Taiwanese artist YaYa Chou moved to Los Angeles in 1997 to study experimental animation at the California Institute for the Arts. She’s since branched out to other mediums, working with watercolor, embroidery, and even candy. Her work has been featured in the Museum of Modern Art and the Fort Wayne Museum of Art in Fort Wayne Indiana. In her Gummi Bear series, which uses the classic Haribo candy as a medium, Chou explores the relationship between food consumption and class.
“The bright colors and soft texture of children’s snacks construct a romantic scenario which draws my attention to the dangerous ingredient behind them,” she explains. “By rearranging the embellished snacks in the forms of luxury commodity, I wish to pose the questions: Who consume these foods? Who has the choice to choose?” Click through to see more of her work.
Since they’re made out of candy, they do melt over time, as you can in the photos below. As Chou notes in her blog, “Chandelier turned soft in LA’s 90-degree summer and hardened again in winter.” She’s also wary of leaving her work outdoors, not only because of the heat but in fear of hungry dogs.
Deer Amber, 2006, 12″ X 9″ X 5″, gummi bears on wire armature (Retired)
Joy-Coated, 2007, 24″ X 16″ X 20″, gummi bears on toddler mannequin. Private Collection.
Chandelier, 2005, 45″ X 21″ X 21″, gummi bears, beads, monofilament, plastic, metal and light bulbs.

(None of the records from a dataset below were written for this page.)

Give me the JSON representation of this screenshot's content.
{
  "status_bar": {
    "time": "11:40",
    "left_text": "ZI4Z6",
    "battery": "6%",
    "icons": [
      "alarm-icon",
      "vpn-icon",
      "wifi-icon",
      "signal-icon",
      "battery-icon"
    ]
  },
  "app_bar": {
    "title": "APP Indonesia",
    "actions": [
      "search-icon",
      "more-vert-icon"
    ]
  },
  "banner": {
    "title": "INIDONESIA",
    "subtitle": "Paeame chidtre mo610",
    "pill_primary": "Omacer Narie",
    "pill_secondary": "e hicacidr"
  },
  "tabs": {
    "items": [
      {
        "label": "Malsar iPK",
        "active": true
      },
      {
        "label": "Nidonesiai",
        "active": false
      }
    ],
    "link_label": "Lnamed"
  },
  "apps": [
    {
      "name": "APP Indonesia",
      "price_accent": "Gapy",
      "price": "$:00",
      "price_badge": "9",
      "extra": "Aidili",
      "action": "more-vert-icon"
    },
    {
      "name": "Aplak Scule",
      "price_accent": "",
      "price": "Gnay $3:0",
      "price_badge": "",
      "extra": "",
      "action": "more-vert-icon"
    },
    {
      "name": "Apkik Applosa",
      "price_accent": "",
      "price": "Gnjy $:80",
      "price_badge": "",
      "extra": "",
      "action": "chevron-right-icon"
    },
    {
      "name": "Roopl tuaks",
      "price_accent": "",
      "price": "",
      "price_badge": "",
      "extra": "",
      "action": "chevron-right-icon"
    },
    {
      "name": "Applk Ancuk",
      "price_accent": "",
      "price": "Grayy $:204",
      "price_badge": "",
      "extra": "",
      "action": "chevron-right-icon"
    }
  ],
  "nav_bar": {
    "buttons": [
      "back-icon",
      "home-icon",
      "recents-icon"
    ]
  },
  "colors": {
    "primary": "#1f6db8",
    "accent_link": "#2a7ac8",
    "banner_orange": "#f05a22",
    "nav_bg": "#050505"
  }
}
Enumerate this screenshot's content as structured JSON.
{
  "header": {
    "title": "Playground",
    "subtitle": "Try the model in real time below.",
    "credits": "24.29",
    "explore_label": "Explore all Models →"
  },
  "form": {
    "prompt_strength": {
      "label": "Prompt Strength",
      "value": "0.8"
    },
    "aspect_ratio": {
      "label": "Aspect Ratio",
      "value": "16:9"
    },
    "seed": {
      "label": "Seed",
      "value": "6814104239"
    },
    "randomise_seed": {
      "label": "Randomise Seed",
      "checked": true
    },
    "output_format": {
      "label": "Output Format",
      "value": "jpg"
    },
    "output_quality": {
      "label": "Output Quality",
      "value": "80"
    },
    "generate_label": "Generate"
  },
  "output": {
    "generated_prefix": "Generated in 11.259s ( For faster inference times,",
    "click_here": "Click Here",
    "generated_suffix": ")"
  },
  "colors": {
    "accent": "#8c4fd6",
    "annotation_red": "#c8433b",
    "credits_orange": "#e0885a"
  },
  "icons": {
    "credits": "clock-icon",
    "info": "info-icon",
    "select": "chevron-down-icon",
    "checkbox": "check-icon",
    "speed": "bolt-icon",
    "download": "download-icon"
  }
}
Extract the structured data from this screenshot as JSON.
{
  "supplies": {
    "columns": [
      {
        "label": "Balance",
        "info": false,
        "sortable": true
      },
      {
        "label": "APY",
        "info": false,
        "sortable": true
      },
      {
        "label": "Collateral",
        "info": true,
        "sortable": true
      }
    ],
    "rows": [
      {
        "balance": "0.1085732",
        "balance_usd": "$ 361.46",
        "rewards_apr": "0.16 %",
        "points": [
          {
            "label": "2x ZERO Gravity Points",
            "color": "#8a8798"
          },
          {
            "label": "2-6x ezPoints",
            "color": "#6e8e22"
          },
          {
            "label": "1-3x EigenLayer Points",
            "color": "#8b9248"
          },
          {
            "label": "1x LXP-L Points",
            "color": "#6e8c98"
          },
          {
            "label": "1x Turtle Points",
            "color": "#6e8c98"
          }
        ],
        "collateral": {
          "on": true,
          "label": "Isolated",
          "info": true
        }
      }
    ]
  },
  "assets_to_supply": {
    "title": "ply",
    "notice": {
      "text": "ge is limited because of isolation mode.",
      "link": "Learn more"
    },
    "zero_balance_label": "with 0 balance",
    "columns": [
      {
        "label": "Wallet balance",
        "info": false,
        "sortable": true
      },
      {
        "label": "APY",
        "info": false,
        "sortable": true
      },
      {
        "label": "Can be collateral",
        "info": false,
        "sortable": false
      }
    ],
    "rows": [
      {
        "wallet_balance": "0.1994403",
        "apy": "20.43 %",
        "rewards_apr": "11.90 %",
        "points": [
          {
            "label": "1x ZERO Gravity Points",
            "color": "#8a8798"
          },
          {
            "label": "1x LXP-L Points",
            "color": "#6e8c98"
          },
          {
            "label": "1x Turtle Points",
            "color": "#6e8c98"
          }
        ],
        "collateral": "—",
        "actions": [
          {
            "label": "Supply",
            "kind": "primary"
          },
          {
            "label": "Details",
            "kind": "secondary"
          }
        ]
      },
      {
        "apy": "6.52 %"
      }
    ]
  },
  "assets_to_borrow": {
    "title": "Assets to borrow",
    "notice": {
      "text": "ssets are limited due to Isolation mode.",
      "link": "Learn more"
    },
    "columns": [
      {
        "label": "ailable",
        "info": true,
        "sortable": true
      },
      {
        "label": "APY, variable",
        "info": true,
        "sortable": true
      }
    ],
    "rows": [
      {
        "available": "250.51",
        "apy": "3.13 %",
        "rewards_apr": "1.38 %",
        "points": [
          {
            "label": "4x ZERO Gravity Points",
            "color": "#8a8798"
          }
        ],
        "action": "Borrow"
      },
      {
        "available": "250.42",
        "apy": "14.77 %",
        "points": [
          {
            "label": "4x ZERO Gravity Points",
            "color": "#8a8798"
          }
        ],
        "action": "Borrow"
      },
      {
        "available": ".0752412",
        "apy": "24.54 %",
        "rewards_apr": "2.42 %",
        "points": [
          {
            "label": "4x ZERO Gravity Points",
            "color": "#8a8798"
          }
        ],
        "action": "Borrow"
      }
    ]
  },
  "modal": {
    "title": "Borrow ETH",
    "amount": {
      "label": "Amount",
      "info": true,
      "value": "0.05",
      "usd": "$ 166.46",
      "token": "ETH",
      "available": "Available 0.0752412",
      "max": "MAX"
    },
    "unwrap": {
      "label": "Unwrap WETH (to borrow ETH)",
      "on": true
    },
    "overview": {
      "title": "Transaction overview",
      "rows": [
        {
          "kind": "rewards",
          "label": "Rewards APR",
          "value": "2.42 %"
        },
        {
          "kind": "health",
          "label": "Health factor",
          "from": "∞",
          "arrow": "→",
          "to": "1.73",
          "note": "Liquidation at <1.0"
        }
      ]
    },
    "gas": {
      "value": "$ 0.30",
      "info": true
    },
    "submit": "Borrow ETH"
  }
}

Private Collection.
Ram Ruby, 2006, 7″ X 9″ X 5″, gummi bears on wire armature (Private Collection)